According to the Wall Street Journal’s report, Mr. Flynn, through counsel, advised the SEC that documents were still being destroyed and "that ‘we may need to seek injunctive relief’ in federal court if the SEC doesn’t freeze its document-destruction policy."
The Journal confirmed the Commission’s decision to suspend the policy concerning destruction, noting that the agency was working on a new policy with the National Archives and Records Administration. According to a spokesperson, the SEC decided "to suspend the current policy out of an abundance of caution until a new policy is in place."

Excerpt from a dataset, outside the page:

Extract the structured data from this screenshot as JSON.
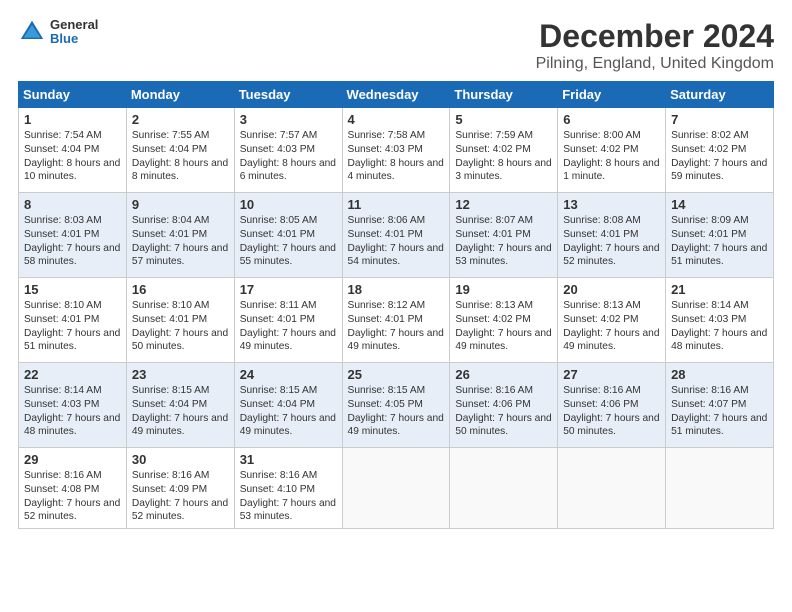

According to another article in the Wall Street Journal, the SEC’s Inspector General is preparing several reports (expected later this month), including one concerning the document destruction issues. The Journal reported that other issues that are being considered by the Inspector General include: "alleged conflicts of interest concerning payments to Bernard Madoff victims"; the alleged "’revolving door’ between the SEC and Wall Street"; "the financial package offered Henry Hu … to head a new division … [which] included living expenses in Washington"; and "the SEC’s handling of insider-trading allegations against Dallas Mavericks owner Mark Cuban."